The answer is an exact repeat of the entries below, with the pictures omitted.
☆ ☆ ☆ ☆ ☆
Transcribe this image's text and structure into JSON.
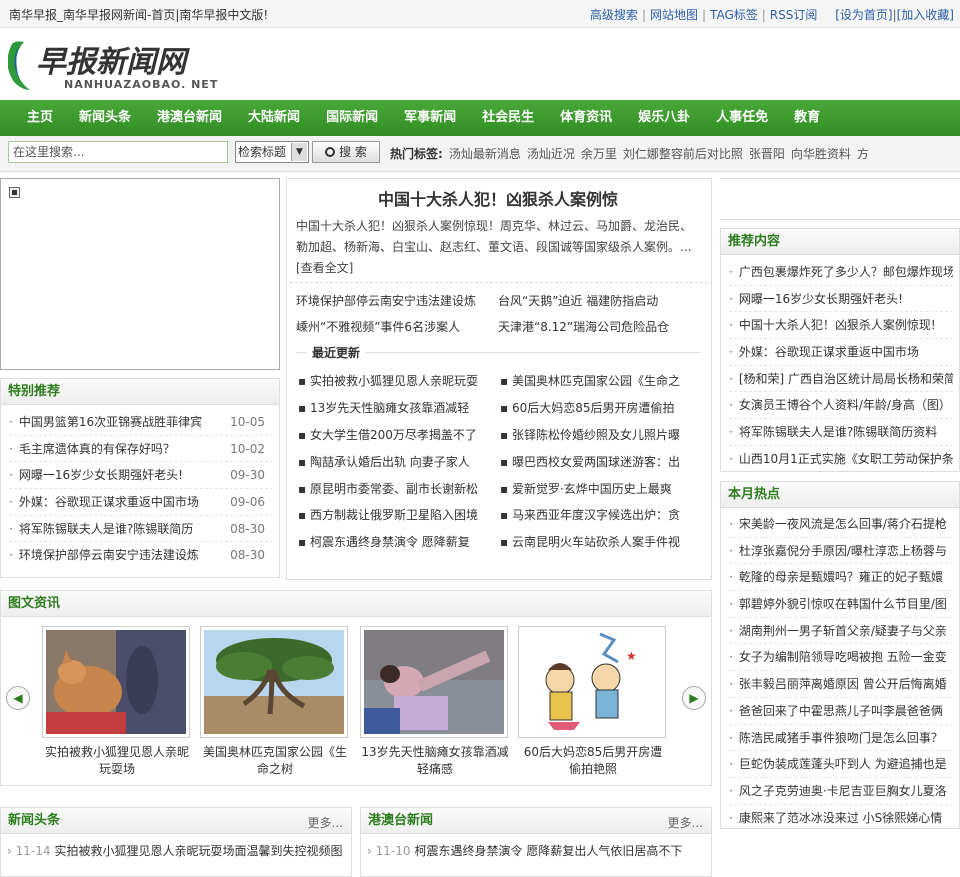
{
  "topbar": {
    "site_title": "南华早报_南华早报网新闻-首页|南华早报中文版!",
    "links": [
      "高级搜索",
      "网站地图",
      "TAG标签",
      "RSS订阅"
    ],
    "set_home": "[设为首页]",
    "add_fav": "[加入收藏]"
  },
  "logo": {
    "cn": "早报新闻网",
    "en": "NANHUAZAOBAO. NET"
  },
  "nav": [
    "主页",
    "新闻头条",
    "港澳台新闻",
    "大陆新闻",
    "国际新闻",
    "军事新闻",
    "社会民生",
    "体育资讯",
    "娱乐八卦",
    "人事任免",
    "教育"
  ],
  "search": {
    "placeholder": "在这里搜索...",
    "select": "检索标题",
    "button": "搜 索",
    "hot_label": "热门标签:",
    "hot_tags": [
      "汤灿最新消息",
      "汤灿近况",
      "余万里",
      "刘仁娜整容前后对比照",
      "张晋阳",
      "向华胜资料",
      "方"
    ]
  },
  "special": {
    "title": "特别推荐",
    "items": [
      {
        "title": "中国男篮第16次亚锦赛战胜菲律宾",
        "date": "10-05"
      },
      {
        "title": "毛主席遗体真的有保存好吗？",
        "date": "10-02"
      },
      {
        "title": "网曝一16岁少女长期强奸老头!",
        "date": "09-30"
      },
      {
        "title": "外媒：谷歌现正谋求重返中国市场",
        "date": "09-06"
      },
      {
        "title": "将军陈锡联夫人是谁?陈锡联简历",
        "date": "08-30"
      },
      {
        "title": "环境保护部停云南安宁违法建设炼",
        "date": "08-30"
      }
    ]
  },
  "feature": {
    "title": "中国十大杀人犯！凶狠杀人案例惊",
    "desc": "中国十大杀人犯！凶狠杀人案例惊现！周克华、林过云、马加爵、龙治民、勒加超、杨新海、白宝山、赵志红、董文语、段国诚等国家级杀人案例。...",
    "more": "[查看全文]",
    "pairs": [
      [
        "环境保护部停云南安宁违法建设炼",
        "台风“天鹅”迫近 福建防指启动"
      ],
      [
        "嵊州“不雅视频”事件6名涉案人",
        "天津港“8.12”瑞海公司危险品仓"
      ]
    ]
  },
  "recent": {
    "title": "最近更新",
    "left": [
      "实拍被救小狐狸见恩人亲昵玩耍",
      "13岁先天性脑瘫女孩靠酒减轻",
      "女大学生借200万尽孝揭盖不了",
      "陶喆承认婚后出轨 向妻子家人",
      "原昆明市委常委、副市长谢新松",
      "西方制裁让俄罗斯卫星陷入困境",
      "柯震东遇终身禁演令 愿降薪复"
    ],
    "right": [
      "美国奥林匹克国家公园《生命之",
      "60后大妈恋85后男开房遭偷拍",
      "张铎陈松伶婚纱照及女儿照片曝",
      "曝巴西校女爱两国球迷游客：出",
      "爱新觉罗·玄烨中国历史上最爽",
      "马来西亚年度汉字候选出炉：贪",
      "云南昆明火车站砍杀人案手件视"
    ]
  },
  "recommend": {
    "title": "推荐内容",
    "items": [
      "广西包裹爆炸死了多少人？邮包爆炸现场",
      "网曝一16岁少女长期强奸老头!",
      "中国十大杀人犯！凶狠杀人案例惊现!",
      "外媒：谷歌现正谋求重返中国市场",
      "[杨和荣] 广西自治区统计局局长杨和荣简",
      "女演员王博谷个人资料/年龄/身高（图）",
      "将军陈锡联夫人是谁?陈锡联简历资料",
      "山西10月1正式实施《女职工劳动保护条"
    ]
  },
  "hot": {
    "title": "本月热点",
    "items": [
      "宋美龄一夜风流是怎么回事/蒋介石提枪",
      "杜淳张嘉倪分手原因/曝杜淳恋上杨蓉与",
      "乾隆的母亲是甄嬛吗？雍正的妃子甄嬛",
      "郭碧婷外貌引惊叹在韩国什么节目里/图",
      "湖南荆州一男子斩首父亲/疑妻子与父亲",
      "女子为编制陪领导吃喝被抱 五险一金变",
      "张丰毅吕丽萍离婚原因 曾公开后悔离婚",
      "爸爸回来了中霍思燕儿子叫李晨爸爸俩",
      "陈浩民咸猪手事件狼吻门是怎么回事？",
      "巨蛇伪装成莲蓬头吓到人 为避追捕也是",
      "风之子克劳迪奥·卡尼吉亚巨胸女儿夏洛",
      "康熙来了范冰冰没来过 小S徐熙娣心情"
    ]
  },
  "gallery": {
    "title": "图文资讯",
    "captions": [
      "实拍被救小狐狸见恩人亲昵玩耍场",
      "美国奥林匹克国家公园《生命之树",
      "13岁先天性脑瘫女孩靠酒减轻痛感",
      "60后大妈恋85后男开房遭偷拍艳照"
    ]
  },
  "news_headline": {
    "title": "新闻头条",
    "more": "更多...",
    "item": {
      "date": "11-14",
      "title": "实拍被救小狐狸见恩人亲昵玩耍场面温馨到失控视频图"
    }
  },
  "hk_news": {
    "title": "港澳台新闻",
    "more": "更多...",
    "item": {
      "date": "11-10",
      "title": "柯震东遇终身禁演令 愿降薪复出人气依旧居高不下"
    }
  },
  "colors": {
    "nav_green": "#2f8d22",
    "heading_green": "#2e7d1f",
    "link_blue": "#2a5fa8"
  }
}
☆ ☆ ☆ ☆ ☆
§ **Solution to this task**:
Transcribe this image's text and structure into JSON.
{
  "topbar": {
    "site_title": "南华早报_南华早报网新闻-首页|南华早报中文版!",
    "links": [
      "高级搜索",
      "网站地图",
      "TAG标签",
      "RSS订阅"
    ],
    "set_home": "[设为首页]",
    "add_fav": "[加入收藏]"
  },
  "logo": {
    "cn": "早报新闻网",
    "en": "NANHUAZAOBAO. NET"
  },
  "nav": [
    "主页",
    "新闻头条",
    "港澳台新闻",
    "大陆新闻",
    "国际新闻",
    "军事新闻",
    "社会民生",
    "体育资讯",
    "娱乐八卦",
    "人事任免",
    "教育"
  ],
  "search": {
    "placeholder": "在这里搜索...",
    "select": "检索标题",
    "button": "搜 索",
    "hot_label": "热门标签:",
    "hot_tags": [
      "汤灿最新消息",
      "汤灿近况",
      "余万里",
      "刘仁娜整容前后对比照",
      "张晋阳",
      "向华胜资料",
      "方"
    ]
  },
  "special": {
    "title": "特别推荐",
    "items": [
      {
        "title": "中国男篮第16次亚锦赛战胜菲律宾",
        "date": "10-05"
      },
      {
        "title": "毛主席遗体真的有保存好吗？",
        "date": "10-02"
      },
      {
        "title": "网曝一16岁少女长期强奸老头!",
        "date": "09-30"
      },
      {
        "title": "外媒：谷歌现正谋求重返中国市场",
        "date": "09-06"
      },
      {
        "title": "将军陈锡联夫人是谁?陈锡联简历",
        "date": "08-30"
      },
      {
        "title": "环境保护部停云南安宁违法建设炼",
        "date": "08-30"
      }
    ]
  },
  "feature": {
    "title": "中国十大杀人犯！凶狠杀人案例惊",
    "desc": "中国十大杀人犯！凶狠杀人案例惊现！周克华、林过云、马加爵、龙治民、勒加超、杨新海、白宝山、赵志红、董文语、段国诚等国家级杀人案例。...",
    "more": "[查看全文]",
    "pairs": [
      [
        "环境保护部停云南安宁违法建设炼",
        "台风“天鹅”迫近 福建防指启动"
      ],
      [
        "嵊州“不雅视频”事件6名涉案人",
        "天津港“8.12”瑞海公司危险品仓"
      ]
    ]
  },
  "recent": {
    "title": "最近更新",
    "left": [
      "实拍被救小狐狸见恩人亲昵玩耍",
      "13岁先天性脑瘫女孩靠酒减轻",
      "女大学生借200万尽孝揭盖不了",
      "陶喆承认婚后出轨 向妻子家人",
      "原昆明市委常委、副市长谢新松",
      "西方制裁让俄罗斯卫星陷入困境",
      "柯震东遇终身禁演令 愿降薪复"
    ],
    "right": [
      "美国奥林匹克国家公园《生命之",
      "60后大妈恋85后男开房遭偷拍",
      "张铎陈松伶婚纱照及女儿照片曝",
      "曝巴西校女爱两国球迷游客：出",
      "爱新觉罗·玄烨中国历史上最爽",
      "马来西亚年度汉字候选出炉：贪",
      "云南昆明火车站砍杀人案手件视"
    ]
  },
  "recommend": {
    "title": "推荐内容",
    "items": [
      "广西包裹爆炸死了多少人？邮包爆炸现场",
      "网曝一16岁少女长期强奸老头!",
      "中国十大杀人犯！凶狠杀人案例惊现!",
      "外媒：谷歌现正谋求重返中国市场",
      "[杨和荣] 广西自治区统计局局长杨和荣简",
      "女演员王博谷个人资料/年龄/身高（图）",
      "将军陈锡联夫人是谁?陈锡联简历资料",
      "山西10月1正式实施《女职工劳动保护条"
    ]
  },
  "hot": {
    "title": "本月热点",
    "items": [
      "宋美龄一夜风流是怎么回事/蒋介石提枪",
      "杜淳张嘉倪分手原因/曝杜淳恋上杨蓉与",
      "乾隆的母亲是甄嬛吗？雍正的妃子甄嬛",
      "郭碧婷外貌引惊叹在韩国什么节目里/图",
      "湖南荆州一男子斩首父亲/疑妻子与父亲",
      "女子为编制陪领导吃喝被抱 五险一金变",
      "张丰毅吕丽萍离婚原因 曾公开后悔离婚",
      "爸爸回来了中霍思燕儿子叫李晨爸爸俩",
      "陈浩民咸猪手事件狼吻门是怎么回事？",
      "巨蛇伪装成莲蓬头吓到人 为避追捕也是",
      "风之子克劳迪奥·卡尼吉亚巨胸女儿夏洛",
      "康熙来了范冰冰没来过 小S徐熙娣心情"
    ]
  },
  "gallery": {
    "title": "图文资讯",
    "captions": [
      "实拍被救小狐狸见恩人亲昵玩耍场",
      "美国奥林匹克国家公园《生命之树",
      "13岁先天性脑瘫女孩靠酒减轻痛感",
      "60后大妈恋85后男开房遭偷拍艳照"
    ]
  },
  "news_headline": {
    "title": "新闻头条",
    "more": "更多...",
    "item": {
      "date": "11-14",
      "title": "实拍被救小狐狸见恩人亲昵玩耍场面温馨到失控视频图"
    }
  },
  "hk_news": {
    "title": "港澳台新闻",
    "more": "更多...",
    "item": {
      "date": "11-10",
      "title": "柯震东遇终身禁演令 愿降薪复出人气依旧居高不下"
    }
  },
  "colors": {
    "nav_green": "#2f8d22",
    "heading_green": "#2e7d1f",
    "link_blue": "#2a5fa8"
  }
}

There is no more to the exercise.